Not surprisingly, London dwellers pay the highest schools premium at 17 per cent (£81,800) while in the East of England the figure stands at 10 per cent (£28,700).
Nick Ingle, head of Savills, Harpenden, confirms that school catchment is a huge factor in local moves.
He says: “Proximity to the local schools, such as Sir John Laws and St George’s, is a major factor in many people’s property search.
“The properties in the areas surrounding the best schools absolutely command a premium but it is hard to put an exact percentage on this as they are also bolstered by other factors. This could be the immediacy to the town centre and the train station, or the fact that many of the best schools in the area tend to be in some of the most desirable addresses.
“However, it is fair to say that prices tend to go up more closer to government funded schools where the catchment area is so specific.”
Nick adds: “The majority of our schools-based buyers come from London or the rural areas surrounding Harpenden.

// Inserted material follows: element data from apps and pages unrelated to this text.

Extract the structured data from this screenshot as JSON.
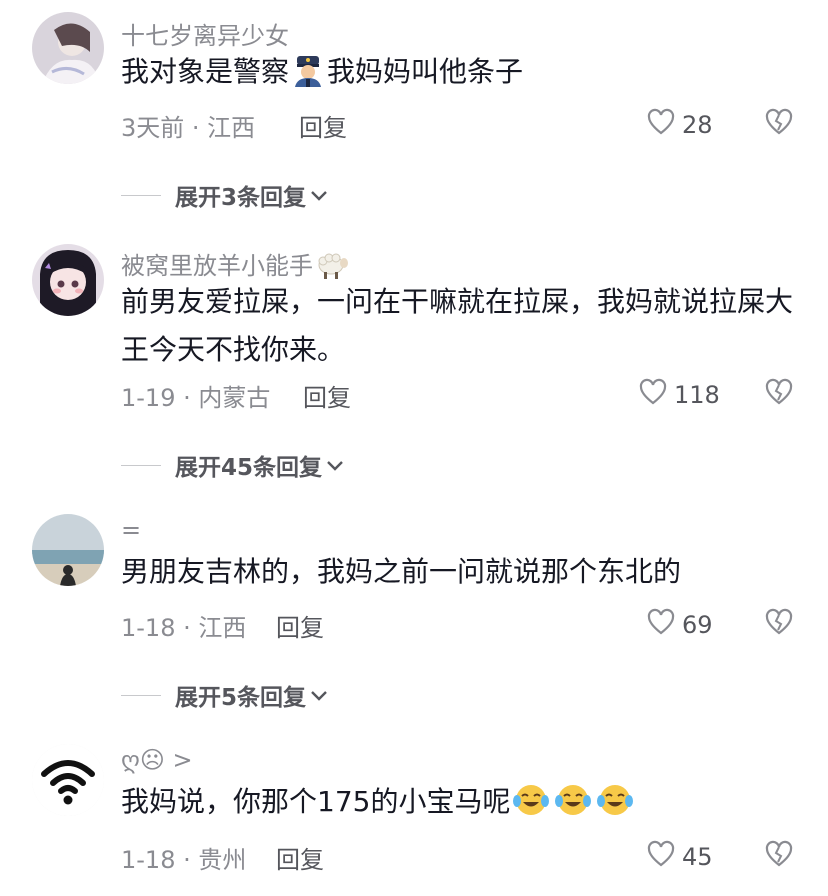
{
  "comments": [
    {
      "username": "十七岁离异少女",
      "text_before": "我对象是警察",
      "emoji": "police-officer",
      "text_after": "我妈妈叫他条子",
      "meta": "3天前 · 江西",
      "reply": "回复",
      "likes": "28",
      "expand": "展开3条回复"
    },
    {
      "username": "被窝里放羊小能手",
      "username_emoji": "sheep",
      "text": "前男友爱拉屎，一问在干嘛就在拉屎，我妈就说拉屎大王今天不找你来。",
      "meta": "1-19 · 内蒙古",
      "reply": "回复",
      "likes": "118",
      "expand": "展开45条回复"
    },
    {
      "username": "=",
      "text": "男朋友吉林的，我妈之前一问就说那个东北的",
      "meta": "1-18 · 江西",
      "reply": "回复",
      "likes": "69",
      "expand": "展开5条回复"
    },
    {
      "username": "ღ☹ >",
      "text": "我妈说，你那个175的小宝马呢",
      "emojis": [
        "crying-laughing",
        "crying-laughing",
        "crying-laughing"
      ],
      "meta": "1-18 · 贵州",
      "reply": "回复",
      "likes": "45"
    }
  ]
}
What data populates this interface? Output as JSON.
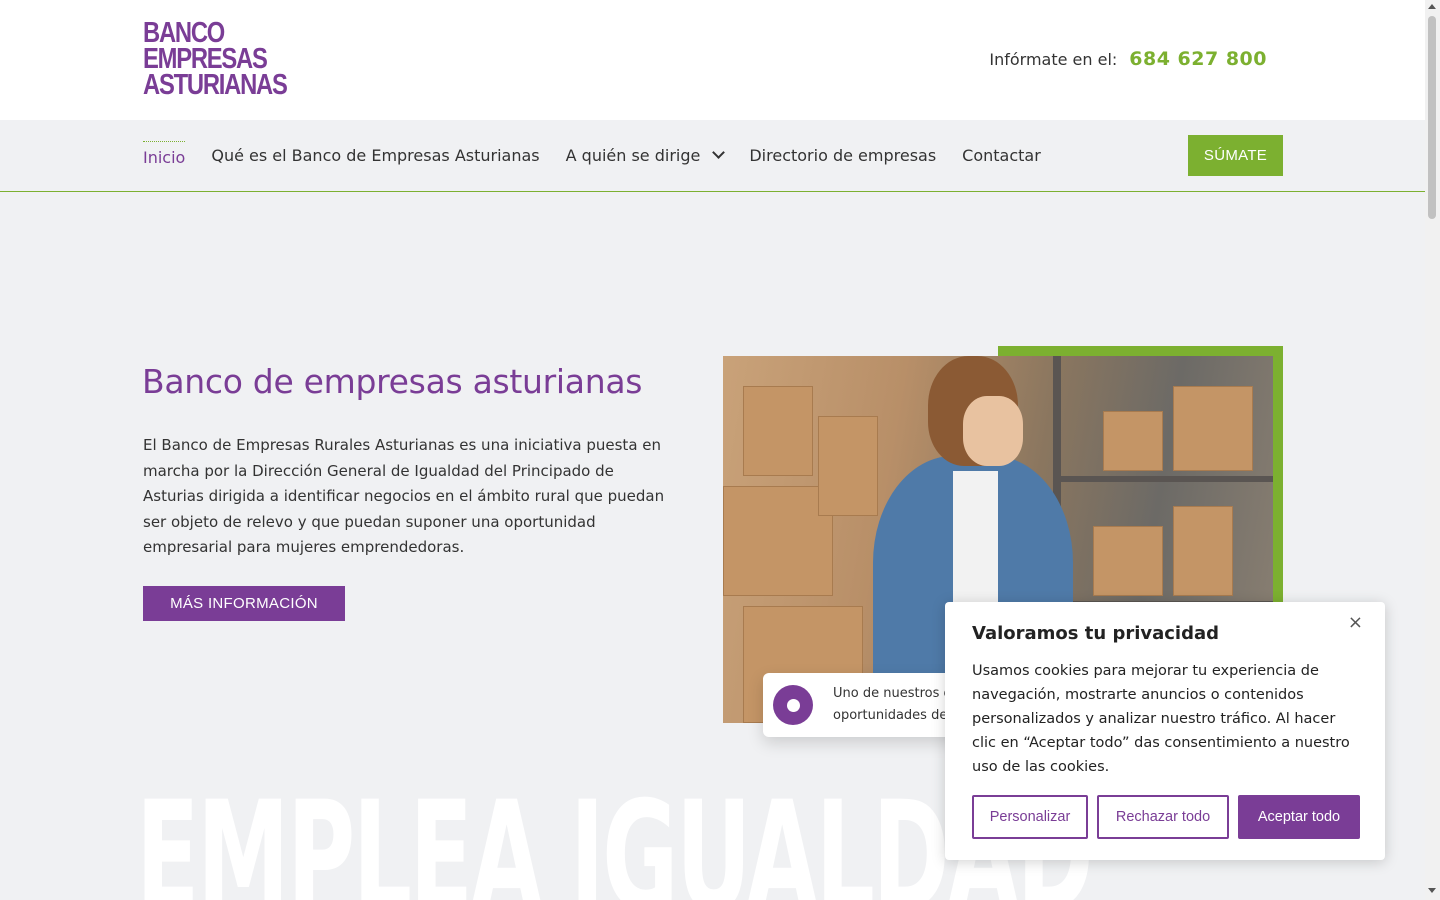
{
  "header": {
    "logo_lines": [
      "BANCO",
      "EMPRESAS",
      "ASTURIANAS"
    ],
    "phone_label": "Infórmate en el:",
    "phone_number": "684 627 800"
  },
  "nav": {
    "items": [
      "Inicio",
      "Qué es el Banco de Empresas Asturianas",
      "A quién se dirige",
      "Directorio de empresas",
      "Contactar"
    ],
    "cta": "SÚMATE"
  },
  "hero": {
    "title": "Banco de empresas asturianas",
    "text": "El Banco de Empresas Rurales Asturianas es una iniciativa puesta en marcha por la Dirección General de Igualdad del Principado de Asturias dirigida a identificar negocios en el ámbito rural que puedan ser objeto de relevo y que puedan suponer una oportunidad empresarial para mujeres emprendedoras.",
    "button": "MÁS INFORMACIÓN",
    "caption_line1": "Uno de nuestros o",
    "caption_line2": "oportunidades de"
  },
  "watermark": {
    "words": "EMPLEA  IGUALDAD"
  },
  "cookie": {
    "title": "Valoramos tu privacidad",
    "body": "Usamos cookies para mejorar tu experiencia de navegación, mostrarte anuncios o contenidos personalizados y analizar nuestro tráfico. Al hacer clic en “Aceptar todo” das consentimiento a nuestro uso de las cookies.",
    "customize": "Personalizar",
    "reject": "Rechazar todo",
    "accept": "Aceptar todo",
    "close": "×"
  },
  "colors": {
    "brand_purple": "#7a3d96",
    "brand_green": "#7cb030"
  }
}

“Some families begin their search one or two years in advance, to ensure they find a property in the area that they need and tend to stay there once their children have finished their education. However, at this stage they often look to downsize and don’t necessarily place such an emphasis on being close to the town centre.”